Every line containing the word "value" is to be copied from the data below.

> **The data**
=== Begin Enclosure ===
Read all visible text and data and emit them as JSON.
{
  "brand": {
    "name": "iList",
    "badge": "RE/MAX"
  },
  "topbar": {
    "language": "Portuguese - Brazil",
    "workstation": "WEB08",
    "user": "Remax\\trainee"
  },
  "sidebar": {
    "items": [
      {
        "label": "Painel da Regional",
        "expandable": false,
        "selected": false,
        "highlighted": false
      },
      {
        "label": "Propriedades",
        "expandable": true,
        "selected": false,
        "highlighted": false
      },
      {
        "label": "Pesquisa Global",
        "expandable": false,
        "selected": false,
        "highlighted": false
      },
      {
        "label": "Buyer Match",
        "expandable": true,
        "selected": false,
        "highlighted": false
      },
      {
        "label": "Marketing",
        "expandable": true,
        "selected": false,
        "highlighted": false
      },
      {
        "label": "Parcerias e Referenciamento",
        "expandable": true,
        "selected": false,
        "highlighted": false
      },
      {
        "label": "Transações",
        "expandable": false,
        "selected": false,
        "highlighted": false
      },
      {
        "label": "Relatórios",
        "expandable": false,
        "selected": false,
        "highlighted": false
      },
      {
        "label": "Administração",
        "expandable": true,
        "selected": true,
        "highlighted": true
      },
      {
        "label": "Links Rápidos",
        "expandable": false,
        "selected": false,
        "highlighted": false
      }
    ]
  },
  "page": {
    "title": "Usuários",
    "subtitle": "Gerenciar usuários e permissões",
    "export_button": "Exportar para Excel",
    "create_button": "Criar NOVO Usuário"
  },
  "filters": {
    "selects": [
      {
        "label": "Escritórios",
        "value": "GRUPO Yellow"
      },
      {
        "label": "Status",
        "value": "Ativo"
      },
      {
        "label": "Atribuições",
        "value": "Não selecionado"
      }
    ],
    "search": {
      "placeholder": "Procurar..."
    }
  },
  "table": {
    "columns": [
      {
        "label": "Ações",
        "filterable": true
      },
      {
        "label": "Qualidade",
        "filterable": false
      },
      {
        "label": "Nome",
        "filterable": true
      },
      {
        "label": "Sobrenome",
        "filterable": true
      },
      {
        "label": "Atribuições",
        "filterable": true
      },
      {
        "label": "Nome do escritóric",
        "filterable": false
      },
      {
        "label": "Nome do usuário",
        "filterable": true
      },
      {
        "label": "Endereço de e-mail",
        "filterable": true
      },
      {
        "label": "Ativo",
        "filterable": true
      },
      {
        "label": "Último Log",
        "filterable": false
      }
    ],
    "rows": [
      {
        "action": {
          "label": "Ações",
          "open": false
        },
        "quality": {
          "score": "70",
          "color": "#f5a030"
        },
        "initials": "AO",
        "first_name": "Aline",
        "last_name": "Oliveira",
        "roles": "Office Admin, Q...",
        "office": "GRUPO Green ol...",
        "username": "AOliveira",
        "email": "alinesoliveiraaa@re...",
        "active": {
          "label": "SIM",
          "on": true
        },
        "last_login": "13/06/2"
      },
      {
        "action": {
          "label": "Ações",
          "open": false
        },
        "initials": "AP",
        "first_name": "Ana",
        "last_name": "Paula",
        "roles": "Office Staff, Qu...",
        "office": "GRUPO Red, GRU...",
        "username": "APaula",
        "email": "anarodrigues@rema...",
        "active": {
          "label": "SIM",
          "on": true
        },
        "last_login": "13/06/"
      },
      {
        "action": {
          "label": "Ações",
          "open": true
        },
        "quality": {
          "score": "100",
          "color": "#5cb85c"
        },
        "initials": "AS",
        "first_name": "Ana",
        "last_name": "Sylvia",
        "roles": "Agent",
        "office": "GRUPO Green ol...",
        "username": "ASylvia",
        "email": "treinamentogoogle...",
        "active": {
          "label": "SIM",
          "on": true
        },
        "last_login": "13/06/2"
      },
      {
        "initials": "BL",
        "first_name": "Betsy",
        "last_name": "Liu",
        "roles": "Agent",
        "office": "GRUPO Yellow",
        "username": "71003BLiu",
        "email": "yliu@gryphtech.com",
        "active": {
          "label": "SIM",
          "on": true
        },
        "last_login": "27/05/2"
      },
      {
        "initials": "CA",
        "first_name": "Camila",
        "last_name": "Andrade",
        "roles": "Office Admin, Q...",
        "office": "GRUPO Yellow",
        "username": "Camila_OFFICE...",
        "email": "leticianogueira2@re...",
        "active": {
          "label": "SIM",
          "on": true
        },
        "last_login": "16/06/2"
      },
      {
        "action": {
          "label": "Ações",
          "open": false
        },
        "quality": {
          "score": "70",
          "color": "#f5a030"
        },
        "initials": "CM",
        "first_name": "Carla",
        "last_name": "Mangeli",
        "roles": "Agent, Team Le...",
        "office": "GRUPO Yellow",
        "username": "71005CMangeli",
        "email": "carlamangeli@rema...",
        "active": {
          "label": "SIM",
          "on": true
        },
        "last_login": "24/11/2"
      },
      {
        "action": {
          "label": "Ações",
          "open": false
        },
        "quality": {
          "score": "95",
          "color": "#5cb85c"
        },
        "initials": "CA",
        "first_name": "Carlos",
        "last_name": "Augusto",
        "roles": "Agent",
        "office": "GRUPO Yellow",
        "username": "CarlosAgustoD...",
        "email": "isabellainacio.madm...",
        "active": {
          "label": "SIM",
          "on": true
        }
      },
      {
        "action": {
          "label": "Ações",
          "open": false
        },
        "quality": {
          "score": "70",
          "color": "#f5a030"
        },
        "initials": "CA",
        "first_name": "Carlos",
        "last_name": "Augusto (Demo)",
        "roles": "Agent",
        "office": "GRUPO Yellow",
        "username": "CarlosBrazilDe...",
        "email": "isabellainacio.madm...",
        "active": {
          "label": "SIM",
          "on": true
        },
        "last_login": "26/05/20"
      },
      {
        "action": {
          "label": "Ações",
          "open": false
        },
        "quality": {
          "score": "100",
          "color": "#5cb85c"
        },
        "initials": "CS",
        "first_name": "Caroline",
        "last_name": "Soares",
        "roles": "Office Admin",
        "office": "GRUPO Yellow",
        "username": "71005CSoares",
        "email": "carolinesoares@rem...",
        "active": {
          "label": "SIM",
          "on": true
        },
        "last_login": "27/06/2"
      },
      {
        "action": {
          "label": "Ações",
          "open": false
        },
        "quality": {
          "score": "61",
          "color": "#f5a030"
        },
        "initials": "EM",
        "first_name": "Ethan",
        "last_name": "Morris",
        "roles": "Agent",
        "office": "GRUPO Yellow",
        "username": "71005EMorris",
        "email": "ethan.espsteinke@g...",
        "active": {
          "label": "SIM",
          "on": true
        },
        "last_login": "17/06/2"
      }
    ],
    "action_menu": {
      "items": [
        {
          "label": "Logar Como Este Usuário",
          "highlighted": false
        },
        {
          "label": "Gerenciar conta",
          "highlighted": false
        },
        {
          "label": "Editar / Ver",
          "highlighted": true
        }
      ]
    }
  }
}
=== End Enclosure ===
> **Your solution**
        "value": "GRUPO Yellow"
        "value": "Ativo"
        "value": "Não selecionado"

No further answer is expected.